(Given data)
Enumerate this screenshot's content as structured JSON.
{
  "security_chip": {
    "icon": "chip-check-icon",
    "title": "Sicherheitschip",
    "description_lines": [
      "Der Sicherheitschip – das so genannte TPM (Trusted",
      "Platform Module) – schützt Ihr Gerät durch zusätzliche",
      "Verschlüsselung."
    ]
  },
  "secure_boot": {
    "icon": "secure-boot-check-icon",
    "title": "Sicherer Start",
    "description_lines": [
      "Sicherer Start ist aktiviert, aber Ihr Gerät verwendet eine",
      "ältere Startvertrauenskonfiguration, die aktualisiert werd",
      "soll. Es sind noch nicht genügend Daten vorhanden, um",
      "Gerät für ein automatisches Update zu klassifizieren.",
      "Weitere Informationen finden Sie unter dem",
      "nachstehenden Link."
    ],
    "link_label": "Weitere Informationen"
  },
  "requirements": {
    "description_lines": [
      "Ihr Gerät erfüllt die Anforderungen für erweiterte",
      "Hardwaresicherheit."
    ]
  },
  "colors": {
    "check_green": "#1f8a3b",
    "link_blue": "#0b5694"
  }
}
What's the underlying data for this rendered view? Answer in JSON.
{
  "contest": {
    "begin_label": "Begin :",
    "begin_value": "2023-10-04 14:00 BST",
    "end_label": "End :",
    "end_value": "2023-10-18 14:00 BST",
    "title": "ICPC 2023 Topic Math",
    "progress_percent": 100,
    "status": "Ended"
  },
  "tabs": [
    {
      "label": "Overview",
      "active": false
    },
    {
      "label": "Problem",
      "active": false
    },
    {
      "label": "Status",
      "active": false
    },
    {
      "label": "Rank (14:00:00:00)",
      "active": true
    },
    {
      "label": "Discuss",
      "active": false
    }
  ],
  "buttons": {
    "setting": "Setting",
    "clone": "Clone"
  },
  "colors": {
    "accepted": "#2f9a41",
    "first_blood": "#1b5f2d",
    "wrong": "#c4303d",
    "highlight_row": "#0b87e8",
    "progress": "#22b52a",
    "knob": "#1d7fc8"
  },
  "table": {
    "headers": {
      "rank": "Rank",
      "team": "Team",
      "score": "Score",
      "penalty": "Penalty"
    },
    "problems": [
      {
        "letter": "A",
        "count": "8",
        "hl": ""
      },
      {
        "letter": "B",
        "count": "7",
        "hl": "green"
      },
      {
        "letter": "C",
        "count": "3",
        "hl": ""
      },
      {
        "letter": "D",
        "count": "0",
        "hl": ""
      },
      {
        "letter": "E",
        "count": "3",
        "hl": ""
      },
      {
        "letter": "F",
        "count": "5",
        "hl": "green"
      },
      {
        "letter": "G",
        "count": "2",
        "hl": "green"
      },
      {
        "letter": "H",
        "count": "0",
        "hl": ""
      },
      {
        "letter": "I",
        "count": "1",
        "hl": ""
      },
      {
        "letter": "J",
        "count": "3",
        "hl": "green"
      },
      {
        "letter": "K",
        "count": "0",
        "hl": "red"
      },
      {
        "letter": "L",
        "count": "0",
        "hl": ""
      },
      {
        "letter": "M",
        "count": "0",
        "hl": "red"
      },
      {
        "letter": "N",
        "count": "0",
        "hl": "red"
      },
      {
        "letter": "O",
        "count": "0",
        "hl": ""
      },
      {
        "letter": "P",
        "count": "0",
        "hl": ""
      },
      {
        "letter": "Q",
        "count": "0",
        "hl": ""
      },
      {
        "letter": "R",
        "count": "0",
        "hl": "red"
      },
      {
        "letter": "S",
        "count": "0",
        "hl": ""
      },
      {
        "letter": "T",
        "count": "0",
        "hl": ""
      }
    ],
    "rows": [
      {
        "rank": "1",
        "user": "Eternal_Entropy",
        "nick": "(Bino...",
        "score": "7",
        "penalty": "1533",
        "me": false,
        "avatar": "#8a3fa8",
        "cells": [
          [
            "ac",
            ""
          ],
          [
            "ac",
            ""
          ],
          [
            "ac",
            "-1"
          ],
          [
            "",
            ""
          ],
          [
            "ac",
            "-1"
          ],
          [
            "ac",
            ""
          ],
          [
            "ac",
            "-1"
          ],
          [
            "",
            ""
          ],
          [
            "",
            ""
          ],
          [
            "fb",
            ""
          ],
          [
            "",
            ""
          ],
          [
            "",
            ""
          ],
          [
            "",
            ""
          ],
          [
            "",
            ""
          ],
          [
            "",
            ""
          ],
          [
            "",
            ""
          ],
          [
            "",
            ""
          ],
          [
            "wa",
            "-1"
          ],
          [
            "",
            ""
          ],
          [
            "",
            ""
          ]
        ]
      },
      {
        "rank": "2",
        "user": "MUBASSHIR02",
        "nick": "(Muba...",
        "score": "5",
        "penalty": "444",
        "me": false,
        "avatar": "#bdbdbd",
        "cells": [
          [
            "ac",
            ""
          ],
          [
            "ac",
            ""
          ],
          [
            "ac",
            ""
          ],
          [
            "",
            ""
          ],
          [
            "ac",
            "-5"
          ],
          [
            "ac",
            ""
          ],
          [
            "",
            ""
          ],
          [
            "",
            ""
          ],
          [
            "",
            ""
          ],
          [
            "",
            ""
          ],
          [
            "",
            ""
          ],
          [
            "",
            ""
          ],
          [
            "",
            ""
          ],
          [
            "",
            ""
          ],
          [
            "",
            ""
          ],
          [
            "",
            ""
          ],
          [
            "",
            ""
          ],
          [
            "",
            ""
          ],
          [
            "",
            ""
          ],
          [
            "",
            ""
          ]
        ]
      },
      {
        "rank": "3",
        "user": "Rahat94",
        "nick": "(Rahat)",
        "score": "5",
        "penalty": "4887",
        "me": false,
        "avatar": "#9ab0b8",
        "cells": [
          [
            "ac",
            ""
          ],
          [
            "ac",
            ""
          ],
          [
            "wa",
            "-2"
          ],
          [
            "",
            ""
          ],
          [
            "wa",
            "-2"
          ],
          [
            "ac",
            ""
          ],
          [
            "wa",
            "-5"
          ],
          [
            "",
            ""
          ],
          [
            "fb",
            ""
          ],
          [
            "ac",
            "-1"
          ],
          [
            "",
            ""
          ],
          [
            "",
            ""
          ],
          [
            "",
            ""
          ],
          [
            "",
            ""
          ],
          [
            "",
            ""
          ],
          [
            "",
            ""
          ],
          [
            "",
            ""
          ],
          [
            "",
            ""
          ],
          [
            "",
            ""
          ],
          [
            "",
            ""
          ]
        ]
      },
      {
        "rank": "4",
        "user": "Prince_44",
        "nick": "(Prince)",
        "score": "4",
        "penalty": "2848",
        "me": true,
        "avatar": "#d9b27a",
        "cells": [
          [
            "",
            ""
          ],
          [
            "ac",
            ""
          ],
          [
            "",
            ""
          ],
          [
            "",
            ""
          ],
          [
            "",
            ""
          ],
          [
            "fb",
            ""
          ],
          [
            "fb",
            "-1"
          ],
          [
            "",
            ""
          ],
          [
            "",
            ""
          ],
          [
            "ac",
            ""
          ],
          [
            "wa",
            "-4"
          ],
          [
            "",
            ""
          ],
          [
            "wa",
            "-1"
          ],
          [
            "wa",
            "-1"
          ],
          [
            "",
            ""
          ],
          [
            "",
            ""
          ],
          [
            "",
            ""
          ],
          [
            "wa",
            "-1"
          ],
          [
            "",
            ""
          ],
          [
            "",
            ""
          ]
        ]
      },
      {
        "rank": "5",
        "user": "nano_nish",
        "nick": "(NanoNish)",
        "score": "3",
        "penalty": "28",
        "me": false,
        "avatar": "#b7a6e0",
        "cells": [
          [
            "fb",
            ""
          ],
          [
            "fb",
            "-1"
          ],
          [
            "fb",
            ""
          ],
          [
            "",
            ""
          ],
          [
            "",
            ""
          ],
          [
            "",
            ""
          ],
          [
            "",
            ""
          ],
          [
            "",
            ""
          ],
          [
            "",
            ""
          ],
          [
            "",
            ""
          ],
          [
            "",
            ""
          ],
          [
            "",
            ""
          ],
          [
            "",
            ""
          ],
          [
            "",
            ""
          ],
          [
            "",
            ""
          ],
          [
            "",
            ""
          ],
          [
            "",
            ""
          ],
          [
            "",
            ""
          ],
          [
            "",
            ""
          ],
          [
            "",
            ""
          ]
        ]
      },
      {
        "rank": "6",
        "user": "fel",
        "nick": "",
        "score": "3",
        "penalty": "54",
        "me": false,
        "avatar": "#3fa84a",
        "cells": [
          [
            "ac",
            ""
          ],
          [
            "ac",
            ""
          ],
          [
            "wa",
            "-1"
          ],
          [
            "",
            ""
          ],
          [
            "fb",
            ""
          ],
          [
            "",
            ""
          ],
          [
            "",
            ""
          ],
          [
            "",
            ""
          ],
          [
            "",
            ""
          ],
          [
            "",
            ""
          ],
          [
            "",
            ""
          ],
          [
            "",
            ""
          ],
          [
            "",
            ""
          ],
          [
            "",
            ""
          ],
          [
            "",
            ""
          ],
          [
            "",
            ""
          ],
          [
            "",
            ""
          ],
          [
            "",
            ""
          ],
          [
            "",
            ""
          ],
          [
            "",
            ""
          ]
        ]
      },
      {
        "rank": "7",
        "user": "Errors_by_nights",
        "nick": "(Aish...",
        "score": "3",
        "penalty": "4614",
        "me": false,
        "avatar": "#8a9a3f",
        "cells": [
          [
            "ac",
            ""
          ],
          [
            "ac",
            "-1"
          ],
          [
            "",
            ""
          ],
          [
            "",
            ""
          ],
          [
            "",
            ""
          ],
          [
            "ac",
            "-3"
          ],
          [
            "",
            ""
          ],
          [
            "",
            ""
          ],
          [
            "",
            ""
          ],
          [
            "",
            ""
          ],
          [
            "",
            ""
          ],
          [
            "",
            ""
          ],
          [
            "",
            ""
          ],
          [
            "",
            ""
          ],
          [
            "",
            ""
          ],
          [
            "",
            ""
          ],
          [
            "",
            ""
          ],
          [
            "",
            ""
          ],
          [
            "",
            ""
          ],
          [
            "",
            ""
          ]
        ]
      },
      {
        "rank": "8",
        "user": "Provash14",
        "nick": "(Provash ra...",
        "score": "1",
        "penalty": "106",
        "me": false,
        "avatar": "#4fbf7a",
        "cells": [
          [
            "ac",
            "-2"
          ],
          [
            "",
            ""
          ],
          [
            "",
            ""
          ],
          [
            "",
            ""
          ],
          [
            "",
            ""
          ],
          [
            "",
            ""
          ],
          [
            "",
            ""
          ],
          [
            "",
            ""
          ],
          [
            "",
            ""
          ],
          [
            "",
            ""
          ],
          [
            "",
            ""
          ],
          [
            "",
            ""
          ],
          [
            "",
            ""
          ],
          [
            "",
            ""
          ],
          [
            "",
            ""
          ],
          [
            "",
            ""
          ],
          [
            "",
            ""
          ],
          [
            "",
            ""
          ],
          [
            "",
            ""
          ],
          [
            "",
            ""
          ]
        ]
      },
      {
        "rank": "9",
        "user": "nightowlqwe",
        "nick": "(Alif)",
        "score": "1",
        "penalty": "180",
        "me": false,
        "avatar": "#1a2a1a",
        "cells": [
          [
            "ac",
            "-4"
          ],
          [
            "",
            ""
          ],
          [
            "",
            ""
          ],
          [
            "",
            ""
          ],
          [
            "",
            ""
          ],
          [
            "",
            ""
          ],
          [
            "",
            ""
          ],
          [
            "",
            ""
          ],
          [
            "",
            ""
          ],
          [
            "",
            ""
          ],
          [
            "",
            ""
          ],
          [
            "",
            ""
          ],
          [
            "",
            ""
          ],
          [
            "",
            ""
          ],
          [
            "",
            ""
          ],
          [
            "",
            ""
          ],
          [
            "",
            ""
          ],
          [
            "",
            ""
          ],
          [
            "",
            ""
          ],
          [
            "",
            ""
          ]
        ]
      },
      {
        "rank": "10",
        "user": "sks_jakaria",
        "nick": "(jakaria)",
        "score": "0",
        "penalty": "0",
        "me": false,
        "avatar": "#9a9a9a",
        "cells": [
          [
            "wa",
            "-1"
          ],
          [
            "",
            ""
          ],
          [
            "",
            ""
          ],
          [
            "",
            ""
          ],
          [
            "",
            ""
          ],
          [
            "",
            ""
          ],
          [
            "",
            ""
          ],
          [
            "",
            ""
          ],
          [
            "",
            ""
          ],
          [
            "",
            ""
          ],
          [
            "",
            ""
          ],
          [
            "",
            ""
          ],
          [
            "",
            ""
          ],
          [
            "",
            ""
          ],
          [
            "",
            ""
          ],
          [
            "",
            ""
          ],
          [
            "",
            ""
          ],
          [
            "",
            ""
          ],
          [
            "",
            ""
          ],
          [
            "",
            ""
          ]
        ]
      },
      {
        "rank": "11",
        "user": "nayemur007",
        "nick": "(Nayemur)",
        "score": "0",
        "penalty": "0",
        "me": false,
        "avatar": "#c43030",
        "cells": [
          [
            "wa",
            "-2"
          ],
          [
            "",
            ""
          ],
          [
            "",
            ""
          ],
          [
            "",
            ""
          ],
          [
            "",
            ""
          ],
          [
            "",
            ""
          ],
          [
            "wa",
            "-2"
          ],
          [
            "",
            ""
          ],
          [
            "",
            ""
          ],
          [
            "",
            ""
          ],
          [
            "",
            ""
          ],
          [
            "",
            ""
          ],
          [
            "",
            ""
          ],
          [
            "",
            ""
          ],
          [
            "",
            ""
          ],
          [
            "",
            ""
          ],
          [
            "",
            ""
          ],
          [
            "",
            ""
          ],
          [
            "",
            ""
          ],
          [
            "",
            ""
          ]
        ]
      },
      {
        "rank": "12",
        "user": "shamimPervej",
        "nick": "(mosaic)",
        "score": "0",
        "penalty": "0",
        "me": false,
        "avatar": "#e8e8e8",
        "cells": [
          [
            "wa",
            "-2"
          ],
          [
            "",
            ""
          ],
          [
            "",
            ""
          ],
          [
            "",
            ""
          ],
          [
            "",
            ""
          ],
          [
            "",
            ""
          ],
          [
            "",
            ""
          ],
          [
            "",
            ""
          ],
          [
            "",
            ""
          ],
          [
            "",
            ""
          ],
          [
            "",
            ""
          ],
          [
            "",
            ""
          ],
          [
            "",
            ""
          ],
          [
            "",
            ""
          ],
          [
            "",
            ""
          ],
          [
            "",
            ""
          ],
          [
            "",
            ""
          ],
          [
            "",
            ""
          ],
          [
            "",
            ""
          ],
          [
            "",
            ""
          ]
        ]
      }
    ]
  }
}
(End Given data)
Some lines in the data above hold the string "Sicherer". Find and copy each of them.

    "title": "Sicherer Start",
      "Sicherer Start ist aktiviert, aber Ihr Gerät verwendet eine",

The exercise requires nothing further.